The CLARIN Young Scientist Award has been awarded to Maarten van Gompel of the Radboud University Nijmegen for his groundbreaking work on FoLiA and CLAM. The award ceremony took place at the annual CLARIN Conference, held this year in Wrocław, Poland.
FoLiA is a flexible standardized format for annotated corpora that is in use for a large and growing number of data, both inside and outside of CLARIN. Examples include SONAR, VU-DNC, DutchSemCor, Basilex and Nederlab. It is in use in many applications and web services, e.g. T-Scan, Frog and UCTO (which one can find here), and in the applications TTNWW and OPENSONAR developed in CLARIN-NL.
CLAM (Computational Linguistics Application Mediator) is a tool to turn an existing tool quickly into a powerful ‘RESTful web service’. It has been used for many language and speech technology tools in the CLARIN project financed by the Netherlands and Flanders TTNWW. Thanks to CLAM these tools have become available in the web services based work flow system of TTNWW.
The motivation of the jury to award Maarten van Gompel with this prize is:
Maarten van Gompel has been nominated by Professors Hans Bennis of the Meertens Institute in Amsterdam and Walter Daelemans of Antwerp University in recognition of the design, development, and support of CLAM (Computational Linguistics Application Mediator, a webservice shell) and FoLiA (Format for Linguistic Annotation, an XML standard). In their joint nomination letter, the nominators emphasize that “both tools have had a major impact on language resource infrastructure development in the Netherlands and Flanders in the past four years.”
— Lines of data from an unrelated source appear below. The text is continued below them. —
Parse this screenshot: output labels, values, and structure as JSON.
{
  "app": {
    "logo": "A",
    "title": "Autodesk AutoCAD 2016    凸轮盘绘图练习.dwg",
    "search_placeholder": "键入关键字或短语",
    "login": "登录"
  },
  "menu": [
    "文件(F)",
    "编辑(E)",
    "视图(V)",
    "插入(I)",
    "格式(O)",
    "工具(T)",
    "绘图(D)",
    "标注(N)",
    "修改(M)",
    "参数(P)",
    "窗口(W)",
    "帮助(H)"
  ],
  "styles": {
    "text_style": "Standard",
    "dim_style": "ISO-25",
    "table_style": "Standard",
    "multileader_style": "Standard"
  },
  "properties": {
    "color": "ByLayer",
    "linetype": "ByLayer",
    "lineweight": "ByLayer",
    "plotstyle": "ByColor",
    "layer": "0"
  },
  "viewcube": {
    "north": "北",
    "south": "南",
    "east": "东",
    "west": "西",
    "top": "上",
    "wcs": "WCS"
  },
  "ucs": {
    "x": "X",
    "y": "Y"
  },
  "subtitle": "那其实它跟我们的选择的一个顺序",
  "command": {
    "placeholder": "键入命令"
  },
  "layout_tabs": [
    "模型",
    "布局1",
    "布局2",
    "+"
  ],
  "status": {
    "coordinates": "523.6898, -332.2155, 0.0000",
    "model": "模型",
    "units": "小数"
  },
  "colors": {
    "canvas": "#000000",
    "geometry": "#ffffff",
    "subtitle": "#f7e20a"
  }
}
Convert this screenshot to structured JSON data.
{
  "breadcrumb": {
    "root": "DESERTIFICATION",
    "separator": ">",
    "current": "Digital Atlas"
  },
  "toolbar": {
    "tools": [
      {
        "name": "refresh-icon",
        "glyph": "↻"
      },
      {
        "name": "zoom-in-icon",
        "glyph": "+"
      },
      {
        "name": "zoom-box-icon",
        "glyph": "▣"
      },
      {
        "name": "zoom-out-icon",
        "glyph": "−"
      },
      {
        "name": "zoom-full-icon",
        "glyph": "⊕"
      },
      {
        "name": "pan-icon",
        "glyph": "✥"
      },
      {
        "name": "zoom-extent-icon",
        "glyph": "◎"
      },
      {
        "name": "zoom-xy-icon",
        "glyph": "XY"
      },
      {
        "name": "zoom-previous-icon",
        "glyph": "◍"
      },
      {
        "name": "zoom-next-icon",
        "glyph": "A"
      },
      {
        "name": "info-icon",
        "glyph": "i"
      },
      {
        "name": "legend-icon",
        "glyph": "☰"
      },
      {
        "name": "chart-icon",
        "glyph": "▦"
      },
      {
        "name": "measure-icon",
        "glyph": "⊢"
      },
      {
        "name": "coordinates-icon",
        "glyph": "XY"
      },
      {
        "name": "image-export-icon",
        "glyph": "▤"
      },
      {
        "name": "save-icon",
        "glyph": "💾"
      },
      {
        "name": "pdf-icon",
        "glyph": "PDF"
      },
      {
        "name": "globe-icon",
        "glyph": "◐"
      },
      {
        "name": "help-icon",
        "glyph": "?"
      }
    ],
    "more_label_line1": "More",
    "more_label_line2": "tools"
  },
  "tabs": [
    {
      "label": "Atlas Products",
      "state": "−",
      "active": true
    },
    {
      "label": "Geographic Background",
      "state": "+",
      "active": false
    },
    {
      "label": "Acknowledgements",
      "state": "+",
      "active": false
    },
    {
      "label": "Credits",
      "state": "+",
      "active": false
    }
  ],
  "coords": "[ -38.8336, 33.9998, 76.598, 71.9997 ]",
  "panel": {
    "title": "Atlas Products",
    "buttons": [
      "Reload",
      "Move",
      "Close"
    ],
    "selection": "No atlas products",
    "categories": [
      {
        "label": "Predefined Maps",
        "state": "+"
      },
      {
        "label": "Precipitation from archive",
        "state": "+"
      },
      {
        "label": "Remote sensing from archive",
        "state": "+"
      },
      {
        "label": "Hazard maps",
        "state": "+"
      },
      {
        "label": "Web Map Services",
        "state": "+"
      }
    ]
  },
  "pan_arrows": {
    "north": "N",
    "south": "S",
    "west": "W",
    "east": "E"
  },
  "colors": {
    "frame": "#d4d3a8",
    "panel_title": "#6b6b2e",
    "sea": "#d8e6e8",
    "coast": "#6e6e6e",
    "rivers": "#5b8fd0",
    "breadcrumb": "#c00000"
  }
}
Hans Bennis and Walter Daelemans conclude their nomination letter as follows:
The CLARIN Young Scientist Award was initiated in 2014 and is awarded yearly to an outstanding young scientist or engineer for major contributions to building language resources, developing tools and sharing knowledge. Apart from the honour the prize includes a certificate and a cash amount of 500 euro. More information on the award can be found here.